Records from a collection
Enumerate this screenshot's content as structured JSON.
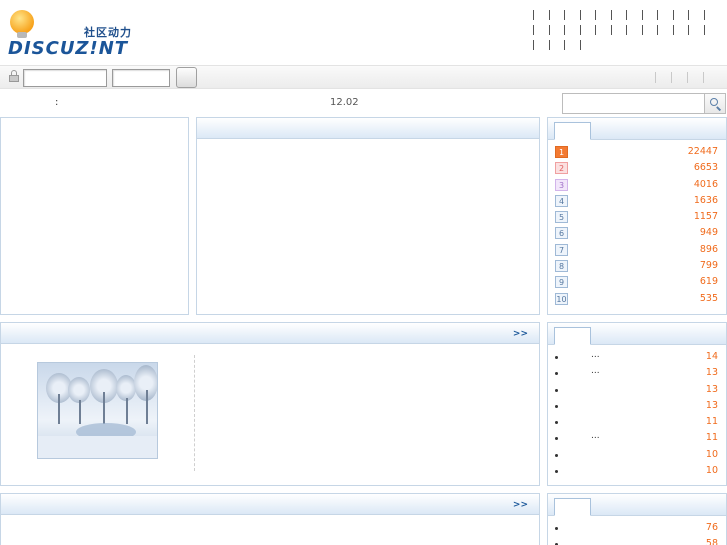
{
  "header": {
    "logo_cn": "社区动力",
    "logo_en": "DISCUZ!NT",
    "toplinks_row1_count": 12,
    "toplinks_row2_count": 12,
    "toplinks_row3_count": 4
  },
  "loginbar": {
    "right_separator_count": 4
  },
  "infobar": {
    "colon": ":",
    "version": "12.02"
  },
  "panels": {
    "top_center": {
      "title": ""
    },
    "middle": {
      "more": ">>"
    },
    "bottom": {
      "more": ">>"
    }
  },
  "ranking": {
    "items": [
      {
        "rank": "1",
        "value": "22447"
      },
      {
        "rank": "2",
        "value": "6653"
      },
      {
        "rank": "3",
        "value": "4016"
      },
      {
        "rank": "4",
        "value": "1636"
      },
      {
        "rank": "5",
        "value": "1157"
      },
      {
        "rank": "6",
        "value": "949"
      },
      {
        "rank": "7",
        "value": "896"
      },
      {
        "rank": "8",
        "value": "799"
      },
      {
        "rank": "9",
        "value": "619"
      },
      {
        "rank": "10",
        "value": "535"
      }
    ]
  },
  "hot_list": {
    "items": [
      {
        "ellipsis": "...",
        "count": "14"
      },
      {
        "ellipsis": "...",
        "count": "13"
      },
      {
        "ellipsis": "",
        "count": "13"
      },
      {
        "ellipsis": "",
        "count": "13"
      },
      {
        "ellipsis": "",
        "count": "11"
      },
      {
        "ellipsis": "...",
        "count": "11"
      },
      {
        "ellipsis": "",
        "count": "10"
      },
      {
        "ellipsis": "",
        "count": "10"
      }
    ]
  },
  "reply_list": {
    "items": [
      {
        "count": "76"
      },
      {
        "count": "58"
      }
    ]
  },
  "colors": {
    "accent_blue": "#1b5599",
    "count_orange": "#f06b1c",
    "panel_border": "#c6d6e6"
  }
}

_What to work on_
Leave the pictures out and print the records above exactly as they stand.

_Solution_
Enumerate this screenshot's content as structured JSON.
{
  "header": {
    "logo_cn": "社区动力",
    "logo_en": "DISCUZ!NT",
    "toplinks_row1_count": 12,
    "toplinks_row2_count": 12,
    "toplinks_row3_count": 4
  },
  "loginbar": {
    "right_separator_count": 4
  },
  "infobar": {
    "colon": ":",
    "version": "12.02"
  },
  "panels": {
    "top_center": {
      "title": ""
    },
    "middle": {
      "more": ">>"
    },
    "bottom": {
      "more": ">>"
    }
  },
  "ranking": {
    "items": [
      {
        "rank": "1",
        "value": "22447"
      },
      {
        "rank": "2",
        "value": "6653"
      },
      {
        "rank": "3",
        "value": "4016"
      },
      {
        "rank": "4",
        "value": "1636"
      },
      {
        "rank": "5",
        "value": "1157"
      },
      {
        "rank": "6",
        "value": "949"
      },
      {
        "rank": "7",
        "value": "896"
      },
      {
        "rank": "8",
        "value": "799"
      },
      {
        "rank": "9",
        "value": "619"
      },
      {
        "rank": "10",
        "value": "535"
      }
    ]
  },
  "hot_list": {
    "items": [
      {
        "ellipsis": "...",
        "count": "14"
      },
      {
        "ellipsis": "...",
        "count": "13"
      },
      {
        "ellipsis": "",
        "count": "13"
      },
      {
        "ellipsis": "",
        "count": "13"
      },
      {
        "ellipsis": "",
        "count": "11"
      },
      {
        "ellipsis": "...",
        "count": "11"
      },
      {
        "ellipsis": "",
        "count": "10"
      },
      {
        "ellipsis": "",
        "count": "10"
      }
    ]
  },
  "reply_list": {
    "items": [
      {
        "count": "76"
      },
      {
        "count": "58"
      }
    ]
  },
  "colors": {
    "accent_blue": "#1b5599",
    "count_orange": "#f06b1c",
    "panel_border": "#c6d6e6"
  }
}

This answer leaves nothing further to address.